“This is different from what we’re used to,” I told Paddy, who was sitting next to me.” In Seattle, we get out of our cars for a concert!” He just laughed good-naturedly.
We’d arrived in North Sydney, Nova Scotia, with 12 hours to kill before the scheduled departure of our ferry for Newfoundland. So we strolled — slowly — up and down the main street, taking in the aging, mismatched store fronts. We bought ice cream cones, licking them carefully to make them last as long as possible. We drove, leisurely, to a farmer’s market to buy fruit, selecting a handful of apples from the piles of potatoes, turnips, and cabbages. At a yard sale, I spent a loonie (a Canadian dollar coin) on a couple of hair scrunchies in UW colors. The woman who sold them to me was returning to North Sydney after ten years in Spokane, Washington. She didn’t say why.
Our slow, deliberate pace made everything seem a bit surreal. And then we ended up in this park, where things were surreal for a different reason.
It was a concert, the band playing in a small, temporary bandshell, well-amplified. Not Cape Breton’s Irish music, but “cryin’ in your beer” country music with a twang. Though the instrumentals were fine, many of the vocals were off key, like karaoke.
The band seemed a bit lonely, because the audience wasn’t very close. About 50 feet from the bandshell, a handful of people sat on benches. Further out was the real audience: Dozens of cars, with about a hundred people in them, were parked in the gravel lot that surrounded the picnic area. I wanted to ask someone why they were sitting in their cars, but they had their windows rolled up!

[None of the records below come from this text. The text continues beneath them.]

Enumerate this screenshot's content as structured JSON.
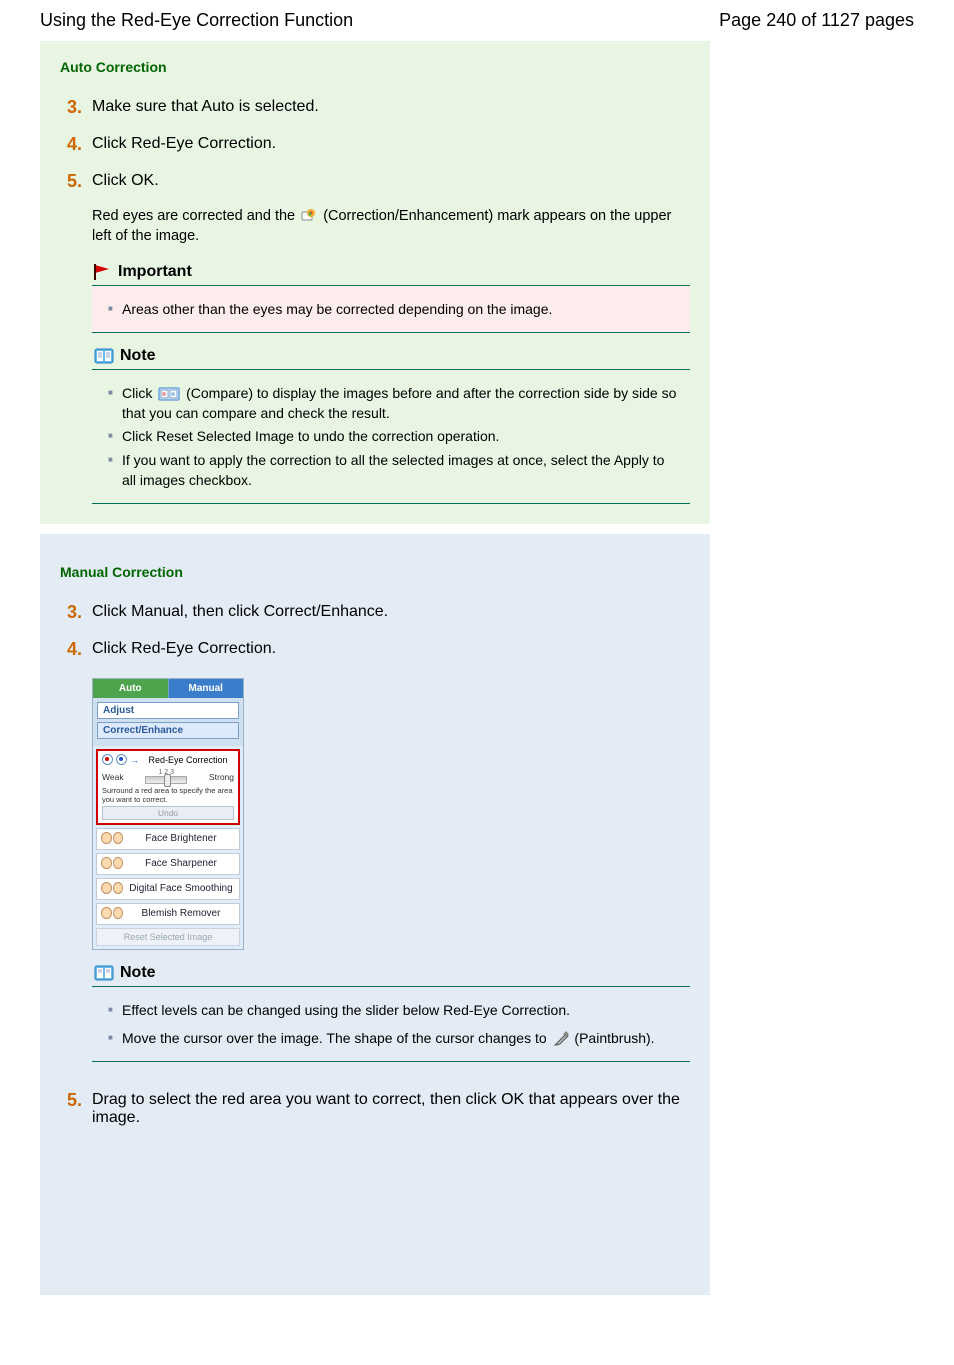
{
  "header": {
    "title": "Using the Red-Eye Correction Function",
    "pager": "Page 240 of 1127 pages"
  },
  "auto": {
    "title": "Auto Correction",
    "steps": {
      "s3": {
        "num": "3.",
        "text": "Make sure that Auto is selected."
      },
      "s4": {
        "num": "4.",
        "text": "Click Red-Eye Correction."
      },
      "s5": {
        "num": "5.",
        "text": "Click OK."
      }
    },
    "s5_detail_before": "Red eyes are corrected and the ",
    "s5_detail_after": " (Correction/Enhancement) mark appears on the upper left of the image.",
    "important": {
      "head": "Important",
      "item1": "Areas other than the eyes may be corrected depending on the image."
    },
    "note": {
      "head": "Note",
      "item1_before": "Click ",
      "item1_after": " (Compare) to display the images before and after the correction side by side so that you can compare and check the result.",
      "item2": "Click Reset Selected Image to undo the correction operation.",
      "item3": "If you want to apply the correction to all the selected images at once, select the Apply to all images checkbox."
    }
  },
  "manual": {
    "title": "Manual Correction",
    "steps": {
      "s3": {
        "num": "3.",
        "text": "Click Manual, then click Correct/Enhance."
      },
      "s4": {
        "num": "4.",
        "text": "Click Red-Eye Correction."
      },
      "s5": {
        "num": "5.",
        "text": "Drag to select the red area you want to correct, then click OK that appears over the image."
      }
    },
    "note": {
      "head": "Note",
      "item1": "Effect levels can be changed using the slider below Red-Eye Correction.",
      "item2_before": "Move the cursor over the image. The shape of the cursor changes to  ",
      "item2_after": " (Paintbrush)."
    },
    "panel": {
      "tab_auto": "Auto",
      "tab_manual": "Manual",
      "subtab_adjust": "Adjust",
      "subtab_correct": "Correct/Enhance",
      "redeye": "Red-Eye Correction",
      "weak": "Weak",
      "strong": "Strong",
      "ticks": "1   2   3",
      "hint": "Surround a red area to specify the area you want to correct.",
      "undo": "Undo",
      "face_bright": "Face Brightener",
      "face_sharp": "Face Sharpener",
      "face_smooth": "Digital Face Smoothing",
      "blemish": "Blemish Remover",
      "reset": "Reset Selected Image"
    }
  }
}
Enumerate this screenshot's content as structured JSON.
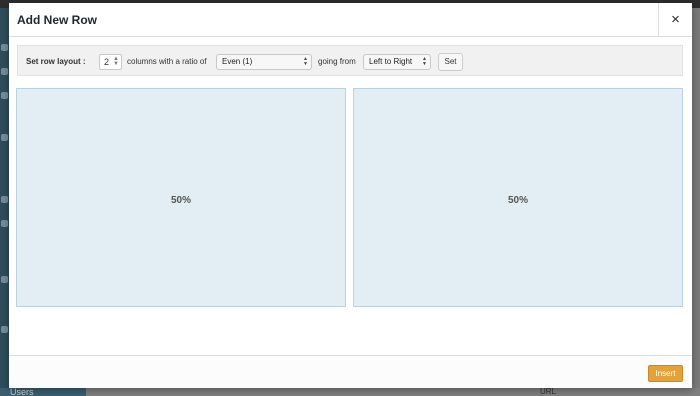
{
  "background": {
    "sidebar_bottom_label": "Users",
    "right_label": "URL"
  },
  "modal": {
    "title": "Add New Row",
    "close_glyph": "×"
  },
  "layout_bar": {
    "label": "Set row layout :",
    "columns_value": "2",
    "columns_text": "columns with a ratio of",
    "ratio_selected": "Even (1)",
    "going_from_text": "going from",
    "direction_selected": "Left to Right",
    "set_button": "Set"
  },
  "columns": [
    {
      "label": "50%"
    },
    {
      "label": "50%"
    }
  ],
  "footer": {
    "insert_button": "Insert"
  },
  "colors": {
    "accent": "#e4a33a",
    "column_bg": "#e2eef3",
    "column_border": "#b9d2de"
  }
}
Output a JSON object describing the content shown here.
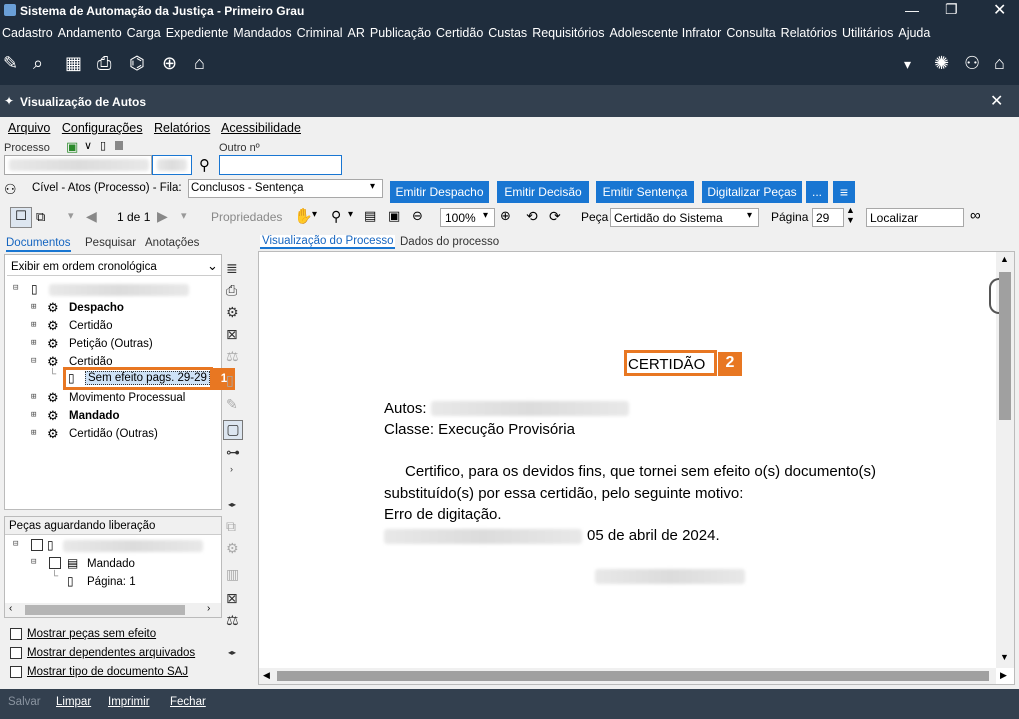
{
  "window_title": "Sistema de Automação da Justiça - Primeiro Grau",
  "main_menu": [
    "Cadastro",
    "Andamento",
    "Carga",
    "Expediente",
    "Mandados",
    "Criminal",
    "AR",
    "Publicação",
    "Certidão",
    "Custas",
    "Requisitórios",
    "Adolescente Infrator",
    "Consulta",
    "Relatórios",
    "Utilitários",
    "Ajuda"
  ],
  "subwindow_title": "Visualização de Autos",
  "sub_menu": [
    "Arquivo",
    "Configurações",
    "Relatórios",
    "Acessibilidade"
  ],
  "processo_label": "Processo",
  "outro_label": "Outro nº",
  "fila_label": "Cível - Atos (Processo) - Fila:",
  "fila_value": "Conclusos - Sentença",
  "buttons": {
    "emitir_despacho": "Emitir Despacho",
    "emitir_decisao": "Emitir Decisão",
    "emitir_sentenca": "Emitir Sentença",
    "digitalizar": "Digitalizar Peças",
    "more": "..."
  },
  "toolbar": {
    "page_counter": "1 de 1",
    "propriedades": "Propriedades",
    "zoom": "100%",
    "peca_label": "Peça",
    "peca_value": "Certidão do Sistema",
    "pagina_label": "Página",
    "pagina_value": "29",
    "localizar": "Localizar"
  },
  "left_tabs": [
    "Documentos",
    "Pesquisar",
    "Anotações"
  ],
  "order_select": "Exibir em ordem cronológica",
  "tree": [
    {
      "label": "Despacho",
      "bold": true
    },
    {
      "label": "Certidão",
      "bold": false
    },
    {
      "label": "Petição (Outras)",
      "bold": false
    },
    {
      "label": "Certidão",
      "bold": false
    },
    {
      "label": "Sem efeito pags. 29-29",
      "bold": false
    },
    {
      "label": "Movimento Processual",
      "bold": false
    },
    {
      "label": "Mandado",
      "bold": true
    },
    {
      "label": "Certidão (Outras)",
      "bold": false
    }
  ],
  "pending_title": "Peças aguardando liberação",
  "pending_tree": [
    "Mandado",
    "Página: 1"
  ],
  "checkboxes": [
    "Mostrar peças sem efeito",
    "Mostrar dependentes arquivados",
    "Mostrar tipo de documento SAJ"
  ],
  "right_tabs": [
    "Visualização do Processo",
    "Dados do processo"
  ],
  "document": {
    "heading": "CERTIDÃO",
    "autos_label": "Autos:",
    "classe": "Classe: Execução Provisória",
    "line1": "Certifico, para os devidos fins, que tornei sem efeito o(s) documento(s)",
    "line2": "substituído(s) por essa certidão, pelo seguinte motivo:",
    "line3": "Erro de digitação.",
    "date": "05 de abril de 2024."
  },
  "annotations": {
    "badge1": "1",
    "badge2": "2"
  },
  "status": [
    "Salvar",
    "Limpar",
    "Imprimir",
    "Fechar"
  ],
  "colors": {
    "titlebar": "#1f2d3d",
    "accent": "#1976d2",
    "highlight": "#e87722"
  }
}
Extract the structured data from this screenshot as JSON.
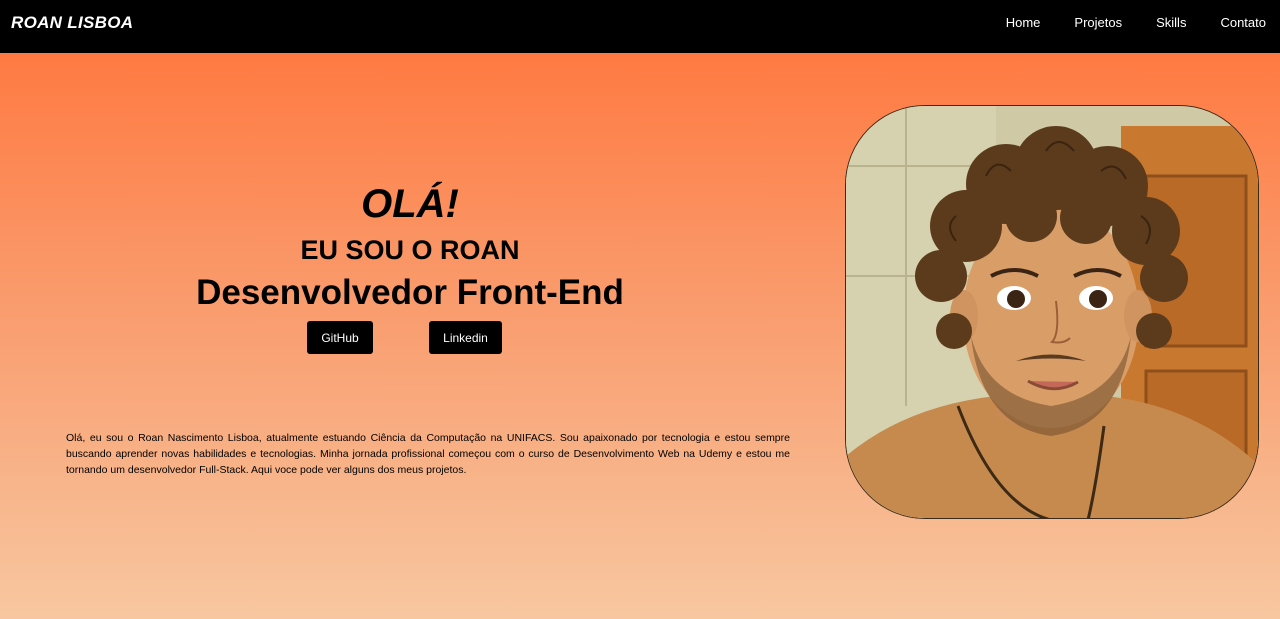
{
  "nav": {
    "brand": "ROAN LISBOA",
    "links": [
      "Home",
      "Projetos",
      "Skills",
      "Contato"
    ]
  },
  "hero": {
    "greeting": "OLÁ!",
    "intro": "EU SOU O ROAN",
    "role": "Desenvolvedor Front-End",
    "buttons": {
      "github": "GitHub",
      "linkedin": "Linkedin"
    },
    "about": "Olá, eu sou o Roan Nascimento Lisboa, atualmente estuando Ciência da Computação na UNIFACS. Sou apaixonado por tecnologia e estou sempre buscando aprender novas habilidades e tecnologias. Minha jornada profissional começou com o curso de Desenvolvimento Web na Udemy e estou me tornando um desenvolvedor Full-Stack. Aqui voce pode ver alguns dos meus projetos."
  },
  "colors": {
    "nav_bg": "#000000",
    "gradient_top": "#ff7a42",
    "gradient_bottom": "#f8c7a0",
    "button_bg": "#000000"
  }
}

My curiosity about this strange breed of entertainment led me to Paddy, a cheerful older fellow sitting by himself on a bench. We struck up a conversation, chatting during the songs. I noticed Paddy occasionally looking over his shoulder, and he explained, “I’m waiting for my girlfriend.” There was a twinkle in his eye, and I found myself looking around for some matronly older lady who might be heading our way.
But Mary was both younger and more vivacious than I expected. She arrived with her father, 84-year-old Clarence, and we all moved over to make room on the bench. Despite the music, it was a delightful evening, and the five of us chatted and laughed and watched the people. Between songs, the cacaphony of appreciative honking from the cars was deafening, drowning out both our conversation and our polite applause.
There was a great deal of teasing going on, and I teased Paddy about his young girlfriend. Mary protested, “I’m a senior citizen!” She told us she’d had her first child at 15, and then went on to have 7 by the time she was 22. She was the youngest great-grandmother I’d ever seen.
It was apparent that she enjoys spending time with her father, the only great-great-grandfather I’d ever met. Clarence is short but spry, describing himself as a “jack of all trades, master of none.” He has lived his whole life in North Sydney, but he’s never taken the ferry to Newfoundland. Clarence showed us the watch he wears that his now-deceased wife of 53 years gave him; when it stopped working, he had the face replaced with her portrait. You can tell that he misses her.
Mary and Clarence had come late to the concert because they were at St. Mary’s Catholic cemetary, attending a mass for the dead. They told us that the red candles placed on the graves would burn all night, and that it was a sight to see. They each had a spouse buried in that cemetary, along with Clarence’s father. One of Mary’s daughters was murdered 13 years ago in the neighboring community of Sydney Mines. She’s in the cemetary, too.
Sipping hot tea, we huddled closer on the bench as it got dark and started getting cold. But we all stayed until the end to hear the band play Clarence’s request of “Fallen Leaves.” Then we exchanged hugs with our new friends and went on our way, buoyed up by the encounter.
With a few more hours to kill, we drove to the cemetary, where tiny red candles flickered every few feet across the hillside. We parked the van and strolled among the tombstones, our way lit only by the stars and those tiny red candles. A loon called from the darkness, making the hair on my neck stand up. Nobody else was walking through the cemetary. In true North Sydney fashion, they came to see the candles, but they all stayed in their cars.